EXERCISE GOAL
Please restate each entry word for word and leave the pictures out.

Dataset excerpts
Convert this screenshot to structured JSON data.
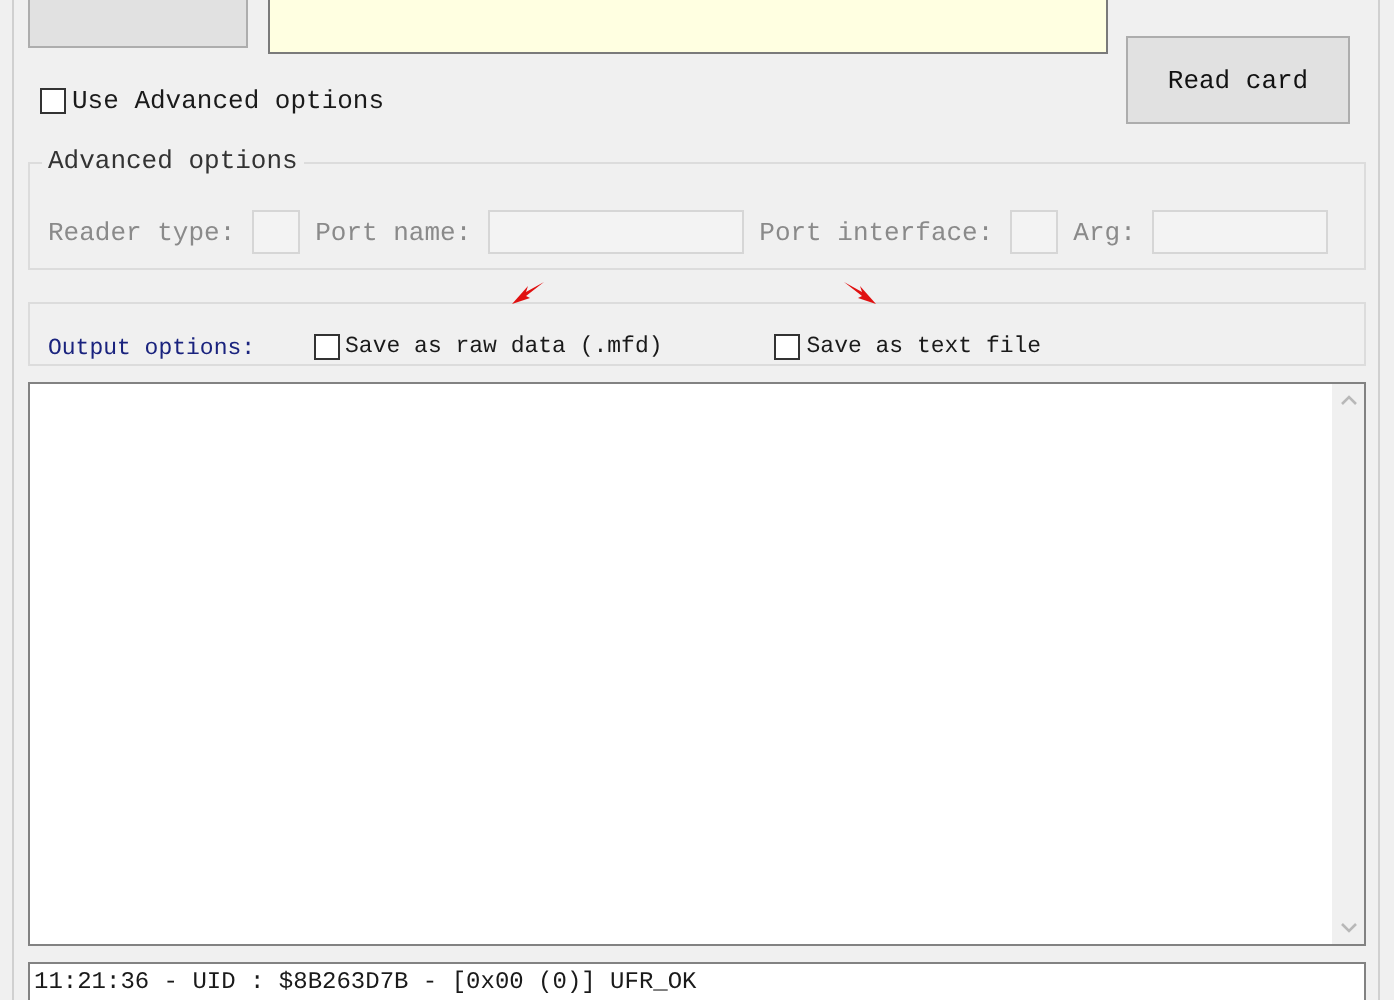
{
  "read_button": {
    "label": "Read card"
  },
  "use_advanced": {
    "label": "Use Advanced options",
    "checked": false
  },
  "advanced_options": {
    "title": "Advanced options",
    "disabled": true,
    "fields": [
      {
        "label": "Reader type:"
      },
      {
        "label": "Port name:"
      },
      {
        "label": "Port interface:"
      },
      {
        "label": "Arg:"
      }
    ]
  },
  "output_options": {
    "label": "Output options:",
    "options": [
      {
        "label": "Save as raw data (.mfd)",
        "checked": false
      },
      {
        "label": "Save as text file",
        "checked": false
      }
    ]
  },
  "status_line": "11:21:36 - UID : $8B263D7B - [0x00 (0)] UFR_OK"
}
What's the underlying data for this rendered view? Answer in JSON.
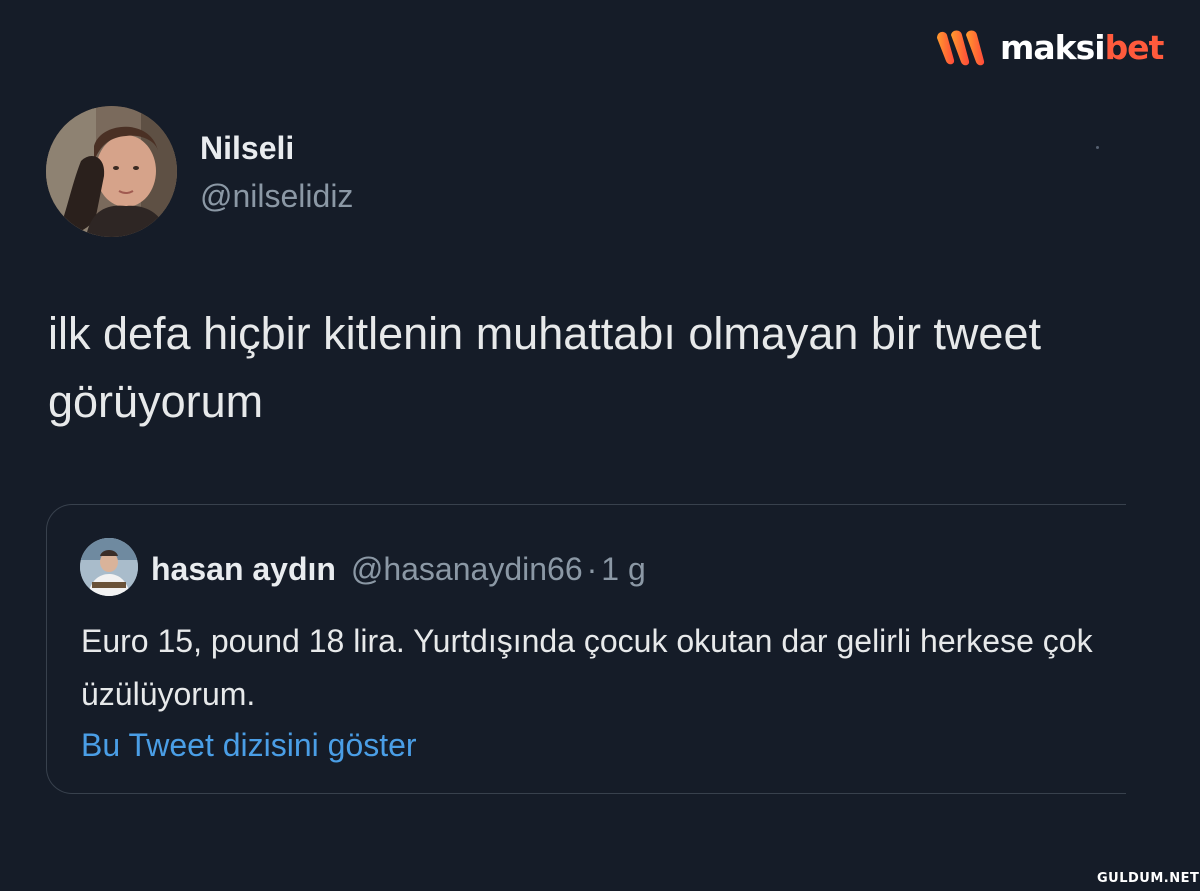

EXERCISE RESULT
Convert this screenshot to structured JSON data.
{
  "read_button": {
    "label": "Read card"
  },
  "use_advanced": {
    "label": "Use Advanced options",
    "checked": false
  },
  "advanced_options": {
    "title": "Advanced options",
    "disabled": true,
    "fields": [
      {
        "label": "Reader type:"
      },
      {
        "label": "Port name:"
      },
      {
        "label": "Port interface:"
      },
      {
        "label": "Arg:"
      }
    ]
  },
  "output_options": {
    "label": "Output options:",
    "options": [
      {
        "label": "Save as raw data (.mfd)",
        "checked": false
      },
      {
        "label": "Save as text file",
        "checked": false
      }
    ]
  },
  "status_line": "11:21:36 - UID : $8B263D7B - [0x00 (0)] UFR_OK"
}
What's the underlying data for this rendered view? Answer in JSON.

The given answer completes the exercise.